Task instructions:
Take the data that follows and retype it word for word.

(Website and app data records)

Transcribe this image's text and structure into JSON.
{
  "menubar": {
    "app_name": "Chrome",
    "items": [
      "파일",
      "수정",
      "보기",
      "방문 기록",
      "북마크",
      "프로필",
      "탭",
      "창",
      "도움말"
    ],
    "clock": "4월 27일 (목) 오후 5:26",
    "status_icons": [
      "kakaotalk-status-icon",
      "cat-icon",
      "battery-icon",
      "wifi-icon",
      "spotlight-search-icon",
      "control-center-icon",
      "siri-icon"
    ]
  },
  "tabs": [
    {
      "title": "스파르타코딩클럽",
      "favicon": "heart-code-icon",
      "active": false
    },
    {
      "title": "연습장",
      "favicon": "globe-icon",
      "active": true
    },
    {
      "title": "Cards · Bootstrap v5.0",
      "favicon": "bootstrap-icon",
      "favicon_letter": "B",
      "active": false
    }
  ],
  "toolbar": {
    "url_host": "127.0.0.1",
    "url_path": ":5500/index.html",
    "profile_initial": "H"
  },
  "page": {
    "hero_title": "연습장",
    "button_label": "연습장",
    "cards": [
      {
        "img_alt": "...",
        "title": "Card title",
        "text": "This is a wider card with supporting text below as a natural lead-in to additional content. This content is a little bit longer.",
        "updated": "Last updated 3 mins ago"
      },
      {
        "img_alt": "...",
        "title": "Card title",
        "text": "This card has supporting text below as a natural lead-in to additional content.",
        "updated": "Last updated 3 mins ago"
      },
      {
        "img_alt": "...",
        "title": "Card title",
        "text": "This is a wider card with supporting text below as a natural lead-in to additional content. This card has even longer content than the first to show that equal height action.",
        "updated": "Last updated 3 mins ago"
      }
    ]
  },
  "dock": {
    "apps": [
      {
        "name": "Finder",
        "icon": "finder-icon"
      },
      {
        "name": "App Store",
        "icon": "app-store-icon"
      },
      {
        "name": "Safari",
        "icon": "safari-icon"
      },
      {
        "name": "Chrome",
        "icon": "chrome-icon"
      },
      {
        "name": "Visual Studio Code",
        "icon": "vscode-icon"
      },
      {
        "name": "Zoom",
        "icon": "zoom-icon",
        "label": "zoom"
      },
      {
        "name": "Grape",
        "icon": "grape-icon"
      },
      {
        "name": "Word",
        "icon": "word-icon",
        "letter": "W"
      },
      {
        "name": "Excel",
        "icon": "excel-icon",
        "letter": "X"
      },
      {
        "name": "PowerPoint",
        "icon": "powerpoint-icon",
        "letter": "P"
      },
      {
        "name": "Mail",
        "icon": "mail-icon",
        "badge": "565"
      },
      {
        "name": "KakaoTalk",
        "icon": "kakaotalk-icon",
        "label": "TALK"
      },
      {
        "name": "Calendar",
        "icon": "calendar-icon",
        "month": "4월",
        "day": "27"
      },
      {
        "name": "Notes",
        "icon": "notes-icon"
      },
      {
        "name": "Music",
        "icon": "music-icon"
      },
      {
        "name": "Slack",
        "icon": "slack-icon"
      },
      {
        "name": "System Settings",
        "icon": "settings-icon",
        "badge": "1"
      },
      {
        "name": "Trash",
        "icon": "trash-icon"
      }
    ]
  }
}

Problem solution:
Transcribe this image's text and structure into JSON.
{
  "menubar": {
    "app_name": "Chrome",
    "items": [
      "파일",
      "수정",
      "보기",
      "방문 기록",
      "북마크",
      "프로필",
      "탭",
      "창",
      "도움말"
    ],
    "clock": "4월 27일 (목) 오후 5:26",
    "status_icons": [
      "kakaotalk-status-icon",
      "cat-icon",
      "battery-icon",
      "wifi-icon",
      "spotlight-search-icon",
      "control-center-icon",
      "siri-icon"
    ]
  },
  "tabs": [
    {
      "title": "스파르타코딩클럽",
      "favicon": "heart-code-icon",
      "active": false
    },
    {
      "title": "연습장",
      "favicon": "globe-icon",
      "active": true
    },
    {
      "title": "Cards · Bootstrap v5.0",
      "favicon": "bootstrap-icon",
      "favicon_letter": "B",
      "active": false
    }
  ],
  "toolbar": {
    "url_host": "127.0.0.1",
    "url_path": ":5500/index.html",
    "profile_initial": "H"
  },
  "page": {
    "hero_title": "연습장",
    "button_label": "연습장",
    "cards": [
      {
        "img_alt": "...",
        "title": "Card title",
        "text": "This is a wider card with supporting text below as a natural lead-in to additional content. This content is a little bit longer.",
        "updated": "Last updated 3 mins ago"
      },
      {
        "img_alt": "...",
        "title": "Card title",
        "text": "This card has supporting text below as a natural lead-in to additional content.",
        "updated": "Last updated 3 mins ago"
      },
      {
        "img_alt": "...",
        "title": "Card title",
        "text": "This is a wider card with supporting text below as a natural lead-in to additional content. This card has even longer content than the first to show that equal height action.",
        "updated": "Last updated 3 mins ago"
      }
    ]
  },
  "dock": {
    "apps": [
      {
        "name": "Finder",
        "icon": "finder-icon"
      },
      {
        "name": "App Store",
        "icon": "app-store-icon"
      },
      {
        "name": "Safari",
        "icon": "safari-icon"
      },
      {
        "name": "Chrome",
        "icon": "chrome-icon"
      },
      {
        "name": "Visual Studio Code",
        "icon": "vscode-icon"
      },
      {
        "name": "Zoom",
        "icon": "zoom-icon",
        "label": "zoom"
      },
      {
        "name": "Grape",
        "icon": "grape-icon"
      },
      {
        "name": "Word",
        "icon": "word-icon",
        "letter": "W"
      },
      {
        "name": "Excel",
        "icon": "excel-icon",
        "letter": "X"
      },
      {
        "name": "PowerPoint",
        "icon": "powerpoint-icon",
        "letter": "P"
      },
      {
        "name": "Mail",
        "icon": "mail-icon",
        "badge": "565"
      },
      {
        "name": "KakaoTalk",
        "icon": "kakaotalk-icon",
        "label": "TALK"
      },
      {
        "name": "Calendar",
        "icon": "calendar-icon",
        "month": "4월",
        "day": "27"
      },
      {
        "name": "Notes",
        "icon": "notes-icon"
      },
      {
        "name": "Music",
        "icon": "music-icon"
      },
      {
        "name": "Slack",
        "icon": "slack-icon"
      },
      {
        "name": "System Settings",
        "icon": "settings-icon",
        "badge": "1"
      },
      {
        "name": "Trash",
        "icon": "trash-icon"
      }
    ]
  }
}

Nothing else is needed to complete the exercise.